▶ **App and web page records**
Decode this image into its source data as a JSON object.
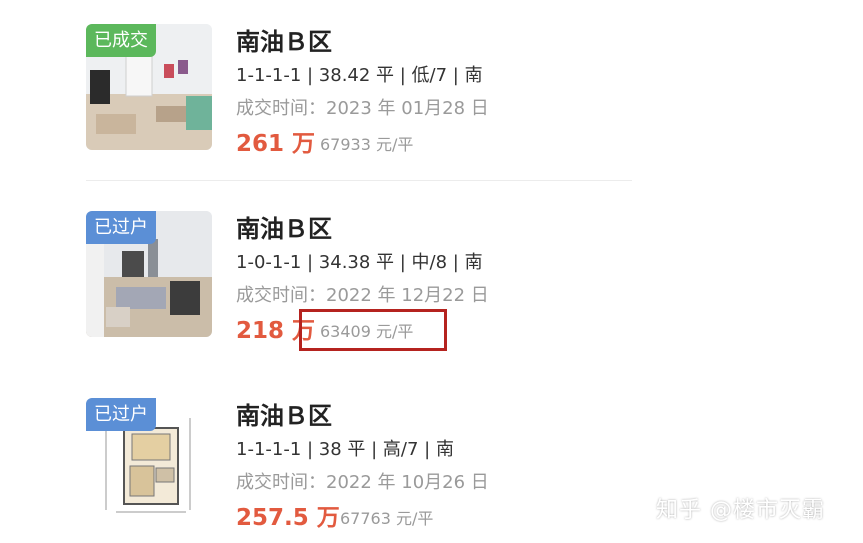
{
  "listings": [
    {
      "badge": "已成交",
      "badge_color": "#5cb85c",
      "title": "南油Ｂ区",
      "specs": "1-1-1-1 | 38.42 平 | 低/7 | 南",
      "deal_date": "成交时间：2023 年 01月28 日",
      "total_price": "261 万",
      "unit_price": "67933 元/平",
      "thumbnail": "living-room-photo"
    },
    {
      "badge": "已过户",
      "badge_color": "#5b8fd6",
      "title": "南油Ｂ区",
      "specs": "1-0-1-1 | 34.38 平 | 中/8 | 南",
      "deal_date": "成交时间：2022 年 12月22 日",
      "total_price": "218 万",
      "unit_price": "63409 元/平",
      "thumbnail": "living-room-photo"
    },
    {
      "badge": "已过户",
      "badge_color": "#5b8fd6",
      "title": "南油Ｂ区",
      "specs": "1-1-1-1 | 38 平 | 高/7 | 南",
      "deal_date": "成交时间：2022 年 10月26 日",
      "total_price": "257.5 万",
      "unit_price": "67763 元/平",
      "thumbnail": "floor-plan"
    }
  ],
  "watermark": "知乎 @楼市灭霸",
  "highlight_color": "#b5231f",
  "price_color": "#e25a3f"
}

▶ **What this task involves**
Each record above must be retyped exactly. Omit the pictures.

▶ **Solution below**
Decode this image into its source data as a JSON object.
{
  "listings": [
    {
      "badge": "已成交",
      "badge_color": "#5cb85c",
      "title": "南油Ｂ区",
      "specs": "1-1-1-1 | 38.42 平 | 低/7 | 南",
      "deal_date": "成交时间：2023 年 01月28 日",
      "total_price": "261 万",
      "unit_price": "67933 元/平",
      "thumbnail": "living-room-photo"
    },
    {
      "badge": "已过户",
      "badge_color": "#5b8fd6",
      "title": "南油Ｂ区",
      "specs": "1-0-1-1 | 34.38 平 | 中/8 | 南",
      "deal_date": "成交时间：2022 年 12月22 日",
      "total_price": "218 万",
      "unit_price": "63409 元/平",
      "thumbnail": "living-room-photo"
    },
    {
      "badge": "已过户",
      "badge_color": "#5b8fd6",
      "title": "南油Ｂ区",
      "specs": "1-1-1-1 | 38 平 | 高/7 | 南",
      "deal_date": "成交时间：2022 年 10月26 日",
      "total_price": "257.5 万",
      "unit_price": "67763 元/平",
      "thumbnail": "floor-plan"
    }
  ],
  "watermark": "知乎 @楼市灭霸",
  "highlight_color": "#b5231f",
  "price_color": "#e25a3f"
}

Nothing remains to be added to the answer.